Results:Of 83 infants meeting criteria, 10% had IBI with 75% of these being urinary tract infection. Evaluation with complete blood count (CBC), blood culture, urinalysis (UA) and urine culture varied between groups from 84%, 87% and 29% respectively. Within this latter group, 75% were underimmunized. CBC results were abnormal in 64% of all infants with leukopenia the most common abnormality. Of those with bacterial infection and where CBC was obtained, 50% had leukopenia and 50% had normal white blood cell (WBC) count. UA collection differed between the groups from 88%, 87% and 68% and lumbar puncture attempts performed in 84%, 30% and 4%. CXR was obtained in 27% of infants and all were negative; 40% of these infants that underwent imaging were asymptomatic.
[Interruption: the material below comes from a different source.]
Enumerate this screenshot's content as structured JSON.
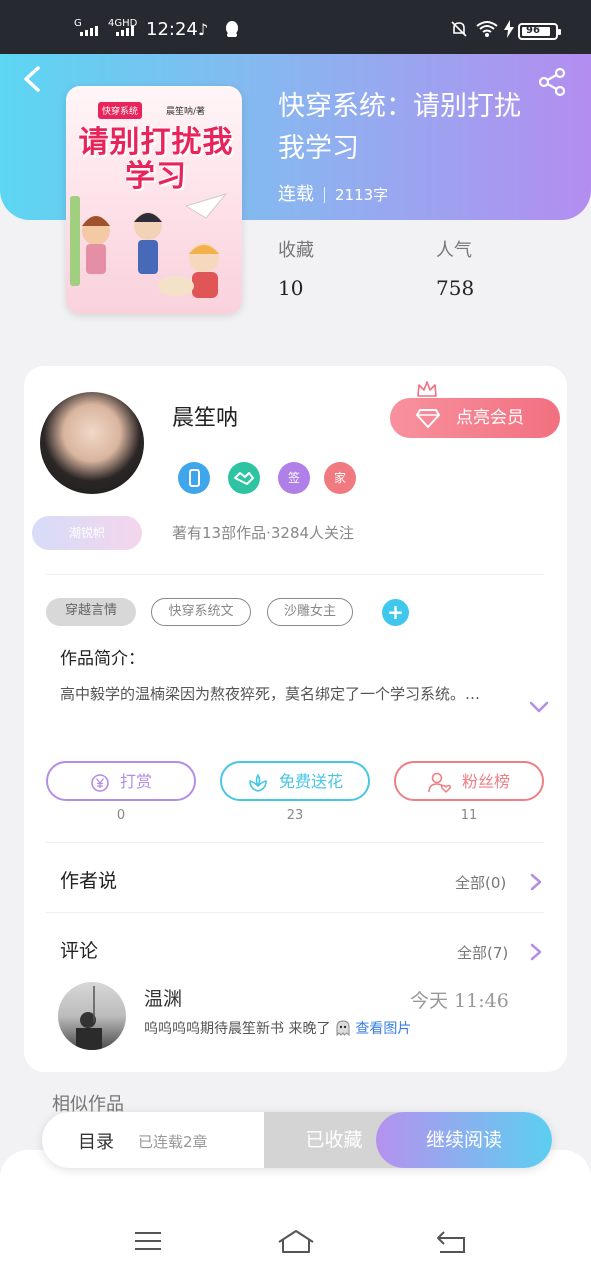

Conclusion:Most criteria rely on leukocytosis to identify high risk for IBI; infants with IBI in this study had leukopenia or normal WBC counts. Sepsis evaluation in febrile infants varies tremendously and an updated guideline for identifying IBI could minimize unnecessary imaging, laboratory testing and unwarranted antibiotic therapy.
A. Allen, None